Task instructions: Determine the number of lines in the listing below where the string "label" occurs; answer with the number alone.

Records for the task:
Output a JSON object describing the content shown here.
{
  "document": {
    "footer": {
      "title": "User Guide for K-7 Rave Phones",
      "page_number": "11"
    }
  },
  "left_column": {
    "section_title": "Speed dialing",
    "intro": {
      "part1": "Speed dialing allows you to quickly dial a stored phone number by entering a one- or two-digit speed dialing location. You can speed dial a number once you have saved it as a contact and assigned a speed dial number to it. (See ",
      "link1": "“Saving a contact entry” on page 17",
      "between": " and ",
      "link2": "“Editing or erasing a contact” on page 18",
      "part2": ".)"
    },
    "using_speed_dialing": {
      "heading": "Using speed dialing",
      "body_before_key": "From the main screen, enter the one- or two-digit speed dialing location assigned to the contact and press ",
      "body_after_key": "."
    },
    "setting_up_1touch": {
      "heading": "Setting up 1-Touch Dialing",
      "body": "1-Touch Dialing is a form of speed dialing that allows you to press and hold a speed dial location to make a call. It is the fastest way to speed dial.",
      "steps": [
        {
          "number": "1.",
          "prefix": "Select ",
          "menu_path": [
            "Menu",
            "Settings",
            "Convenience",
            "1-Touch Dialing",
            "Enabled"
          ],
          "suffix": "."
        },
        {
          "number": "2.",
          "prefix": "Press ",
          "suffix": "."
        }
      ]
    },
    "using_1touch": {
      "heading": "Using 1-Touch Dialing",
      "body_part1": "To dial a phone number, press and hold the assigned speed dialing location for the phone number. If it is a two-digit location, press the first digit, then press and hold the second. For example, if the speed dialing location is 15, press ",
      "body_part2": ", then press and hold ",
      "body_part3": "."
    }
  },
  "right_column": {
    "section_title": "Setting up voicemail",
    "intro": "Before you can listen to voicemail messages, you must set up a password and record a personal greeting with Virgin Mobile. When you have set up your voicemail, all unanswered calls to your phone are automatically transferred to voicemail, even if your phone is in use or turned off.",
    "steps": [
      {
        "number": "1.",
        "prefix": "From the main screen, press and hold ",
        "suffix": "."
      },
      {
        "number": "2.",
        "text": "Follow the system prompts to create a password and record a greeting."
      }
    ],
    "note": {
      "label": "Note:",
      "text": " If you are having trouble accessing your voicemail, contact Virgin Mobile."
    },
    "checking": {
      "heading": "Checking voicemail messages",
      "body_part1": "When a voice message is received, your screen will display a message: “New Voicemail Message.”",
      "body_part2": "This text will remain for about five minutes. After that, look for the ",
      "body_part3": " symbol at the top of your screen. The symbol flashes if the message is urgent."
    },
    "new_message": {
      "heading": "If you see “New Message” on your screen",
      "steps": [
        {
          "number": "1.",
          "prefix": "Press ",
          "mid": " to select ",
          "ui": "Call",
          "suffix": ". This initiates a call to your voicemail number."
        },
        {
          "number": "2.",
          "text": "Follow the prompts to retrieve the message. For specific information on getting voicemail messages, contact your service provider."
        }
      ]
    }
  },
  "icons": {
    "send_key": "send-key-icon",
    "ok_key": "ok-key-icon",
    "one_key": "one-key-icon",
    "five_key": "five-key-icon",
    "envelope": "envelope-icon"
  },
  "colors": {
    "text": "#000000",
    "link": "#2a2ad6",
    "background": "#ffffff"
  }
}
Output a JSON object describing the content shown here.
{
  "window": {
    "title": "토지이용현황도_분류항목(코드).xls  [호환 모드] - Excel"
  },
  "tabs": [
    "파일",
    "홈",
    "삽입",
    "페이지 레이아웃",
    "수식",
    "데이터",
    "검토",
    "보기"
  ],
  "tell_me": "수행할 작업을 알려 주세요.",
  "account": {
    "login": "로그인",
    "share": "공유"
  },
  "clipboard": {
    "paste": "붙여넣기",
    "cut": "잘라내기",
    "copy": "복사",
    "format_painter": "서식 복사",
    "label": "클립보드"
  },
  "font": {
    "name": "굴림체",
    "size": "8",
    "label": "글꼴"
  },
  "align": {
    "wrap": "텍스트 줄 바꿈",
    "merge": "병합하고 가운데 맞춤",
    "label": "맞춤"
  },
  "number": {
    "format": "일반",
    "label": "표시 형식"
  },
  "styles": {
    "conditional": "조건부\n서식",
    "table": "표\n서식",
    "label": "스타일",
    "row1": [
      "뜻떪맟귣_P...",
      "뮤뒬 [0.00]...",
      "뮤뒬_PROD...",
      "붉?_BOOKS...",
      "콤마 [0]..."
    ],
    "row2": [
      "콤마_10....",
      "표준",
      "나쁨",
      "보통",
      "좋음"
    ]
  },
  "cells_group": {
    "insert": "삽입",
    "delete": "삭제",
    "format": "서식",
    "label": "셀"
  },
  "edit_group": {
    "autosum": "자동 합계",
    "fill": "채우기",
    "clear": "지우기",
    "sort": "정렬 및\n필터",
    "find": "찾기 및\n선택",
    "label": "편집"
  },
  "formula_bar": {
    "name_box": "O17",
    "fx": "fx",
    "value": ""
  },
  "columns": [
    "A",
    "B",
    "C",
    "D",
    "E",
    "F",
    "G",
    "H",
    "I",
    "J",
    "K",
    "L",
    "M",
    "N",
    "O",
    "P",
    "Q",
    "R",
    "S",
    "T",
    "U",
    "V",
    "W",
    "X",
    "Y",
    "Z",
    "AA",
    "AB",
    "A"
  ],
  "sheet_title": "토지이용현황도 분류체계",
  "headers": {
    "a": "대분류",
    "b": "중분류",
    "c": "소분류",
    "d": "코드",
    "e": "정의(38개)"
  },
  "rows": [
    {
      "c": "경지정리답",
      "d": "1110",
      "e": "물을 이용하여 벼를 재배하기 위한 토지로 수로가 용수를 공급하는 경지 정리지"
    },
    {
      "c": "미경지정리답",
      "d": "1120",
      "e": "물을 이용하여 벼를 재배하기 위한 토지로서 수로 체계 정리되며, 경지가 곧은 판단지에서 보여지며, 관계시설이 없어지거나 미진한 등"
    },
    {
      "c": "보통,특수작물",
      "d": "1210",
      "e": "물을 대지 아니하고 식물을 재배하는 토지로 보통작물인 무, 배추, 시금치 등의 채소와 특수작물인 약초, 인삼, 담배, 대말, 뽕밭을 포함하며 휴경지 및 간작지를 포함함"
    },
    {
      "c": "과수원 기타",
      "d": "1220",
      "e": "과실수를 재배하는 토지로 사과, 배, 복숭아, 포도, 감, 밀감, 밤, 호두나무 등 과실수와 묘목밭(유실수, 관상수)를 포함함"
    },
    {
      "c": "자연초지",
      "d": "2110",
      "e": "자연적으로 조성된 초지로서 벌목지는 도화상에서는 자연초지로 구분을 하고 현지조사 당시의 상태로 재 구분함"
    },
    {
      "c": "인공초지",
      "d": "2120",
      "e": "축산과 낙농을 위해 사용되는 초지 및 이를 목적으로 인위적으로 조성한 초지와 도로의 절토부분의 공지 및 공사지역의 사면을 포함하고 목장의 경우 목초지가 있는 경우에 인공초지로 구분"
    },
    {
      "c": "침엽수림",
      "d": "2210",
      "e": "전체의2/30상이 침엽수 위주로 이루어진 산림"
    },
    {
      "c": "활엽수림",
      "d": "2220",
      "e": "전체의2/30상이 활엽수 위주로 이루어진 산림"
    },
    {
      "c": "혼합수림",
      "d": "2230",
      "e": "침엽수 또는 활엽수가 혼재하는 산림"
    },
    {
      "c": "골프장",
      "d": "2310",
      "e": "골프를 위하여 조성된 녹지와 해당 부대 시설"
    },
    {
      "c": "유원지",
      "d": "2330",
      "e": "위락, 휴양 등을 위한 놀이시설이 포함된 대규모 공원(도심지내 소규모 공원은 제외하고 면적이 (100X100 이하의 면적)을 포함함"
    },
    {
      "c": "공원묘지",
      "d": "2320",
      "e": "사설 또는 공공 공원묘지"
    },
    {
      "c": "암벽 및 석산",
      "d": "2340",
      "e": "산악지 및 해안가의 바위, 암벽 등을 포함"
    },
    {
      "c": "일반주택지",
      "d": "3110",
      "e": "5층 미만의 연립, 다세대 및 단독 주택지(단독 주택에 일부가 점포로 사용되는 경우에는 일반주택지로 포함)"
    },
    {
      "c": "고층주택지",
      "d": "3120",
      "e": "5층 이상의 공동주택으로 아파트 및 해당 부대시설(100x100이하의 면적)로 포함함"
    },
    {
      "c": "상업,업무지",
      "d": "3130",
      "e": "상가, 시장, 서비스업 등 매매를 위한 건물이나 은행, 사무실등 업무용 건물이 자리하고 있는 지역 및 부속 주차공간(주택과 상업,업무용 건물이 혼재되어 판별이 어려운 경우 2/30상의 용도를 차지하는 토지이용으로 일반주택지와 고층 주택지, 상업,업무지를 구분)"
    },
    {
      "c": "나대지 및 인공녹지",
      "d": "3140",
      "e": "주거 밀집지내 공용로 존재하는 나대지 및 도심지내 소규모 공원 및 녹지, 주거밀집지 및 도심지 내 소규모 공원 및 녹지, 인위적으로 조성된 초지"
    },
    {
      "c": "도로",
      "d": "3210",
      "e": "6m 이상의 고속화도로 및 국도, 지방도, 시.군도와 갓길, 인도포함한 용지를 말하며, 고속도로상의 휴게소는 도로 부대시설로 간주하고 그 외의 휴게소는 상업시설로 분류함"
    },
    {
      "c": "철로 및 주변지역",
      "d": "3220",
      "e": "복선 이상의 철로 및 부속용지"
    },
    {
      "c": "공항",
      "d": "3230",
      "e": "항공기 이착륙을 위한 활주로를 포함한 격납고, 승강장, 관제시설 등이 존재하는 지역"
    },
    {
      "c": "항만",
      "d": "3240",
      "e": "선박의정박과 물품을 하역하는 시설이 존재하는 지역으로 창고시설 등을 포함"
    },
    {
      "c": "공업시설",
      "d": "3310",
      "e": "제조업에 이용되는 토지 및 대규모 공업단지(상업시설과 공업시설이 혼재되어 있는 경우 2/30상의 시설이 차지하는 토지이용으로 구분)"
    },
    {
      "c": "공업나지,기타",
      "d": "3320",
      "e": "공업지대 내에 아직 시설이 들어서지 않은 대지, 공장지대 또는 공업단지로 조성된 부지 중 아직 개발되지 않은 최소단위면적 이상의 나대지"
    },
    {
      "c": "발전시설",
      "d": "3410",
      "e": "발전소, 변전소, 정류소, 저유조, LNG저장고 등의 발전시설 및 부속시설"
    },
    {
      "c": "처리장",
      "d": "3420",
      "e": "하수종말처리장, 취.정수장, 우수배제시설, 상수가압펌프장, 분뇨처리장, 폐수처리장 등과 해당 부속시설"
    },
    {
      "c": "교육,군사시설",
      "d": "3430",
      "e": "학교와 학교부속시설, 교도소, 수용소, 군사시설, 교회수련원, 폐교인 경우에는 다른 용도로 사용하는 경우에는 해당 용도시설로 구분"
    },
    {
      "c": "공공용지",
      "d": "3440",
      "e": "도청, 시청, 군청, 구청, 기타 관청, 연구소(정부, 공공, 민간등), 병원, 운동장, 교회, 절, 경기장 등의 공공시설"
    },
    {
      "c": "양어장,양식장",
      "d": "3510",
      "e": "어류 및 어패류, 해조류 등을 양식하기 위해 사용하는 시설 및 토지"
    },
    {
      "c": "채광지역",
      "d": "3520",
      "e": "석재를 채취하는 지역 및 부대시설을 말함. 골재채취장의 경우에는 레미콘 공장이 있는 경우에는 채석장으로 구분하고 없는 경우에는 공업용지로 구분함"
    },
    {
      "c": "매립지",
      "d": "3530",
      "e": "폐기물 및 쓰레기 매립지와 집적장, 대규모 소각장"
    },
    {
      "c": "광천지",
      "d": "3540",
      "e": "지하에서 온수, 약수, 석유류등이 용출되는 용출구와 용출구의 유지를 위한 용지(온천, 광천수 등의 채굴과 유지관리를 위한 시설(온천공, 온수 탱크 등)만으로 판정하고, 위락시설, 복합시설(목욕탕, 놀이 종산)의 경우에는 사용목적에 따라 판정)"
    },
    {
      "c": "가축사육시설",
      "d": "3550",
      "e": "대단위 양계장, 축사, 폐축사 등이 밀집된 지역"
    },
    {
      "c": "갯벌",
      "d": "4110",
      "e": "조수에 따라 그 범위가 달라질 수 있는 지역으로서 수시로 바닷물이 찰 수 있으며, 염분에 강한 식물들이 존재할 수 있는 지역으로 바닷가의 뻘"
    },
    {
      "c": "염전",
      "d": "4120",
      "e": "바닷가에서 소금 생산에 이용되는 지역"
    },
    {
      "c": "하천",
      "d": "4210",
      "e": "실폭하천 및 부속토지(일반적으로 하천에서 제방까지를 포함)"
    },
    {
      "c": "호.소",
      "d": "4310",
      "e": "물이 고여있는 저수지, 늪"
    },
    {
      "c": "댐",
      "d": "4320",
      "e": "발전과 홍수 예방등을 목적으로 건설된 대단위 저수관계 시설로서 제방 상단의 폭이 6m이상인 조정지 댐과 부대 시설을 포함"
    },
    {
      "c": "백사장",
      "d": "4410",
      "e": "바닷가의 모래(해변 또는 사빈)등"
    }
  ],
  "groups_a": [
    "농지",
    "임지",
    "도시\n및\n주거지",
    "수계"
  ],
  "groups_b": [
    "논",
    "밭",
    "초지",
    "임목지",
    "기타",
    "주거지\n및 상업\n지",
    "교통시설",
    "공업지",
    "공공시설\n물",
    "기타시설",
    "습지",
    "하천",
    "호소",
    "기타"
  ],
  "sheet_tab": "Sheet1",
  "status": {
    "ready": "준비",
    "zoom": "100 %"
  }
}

Written answer: 8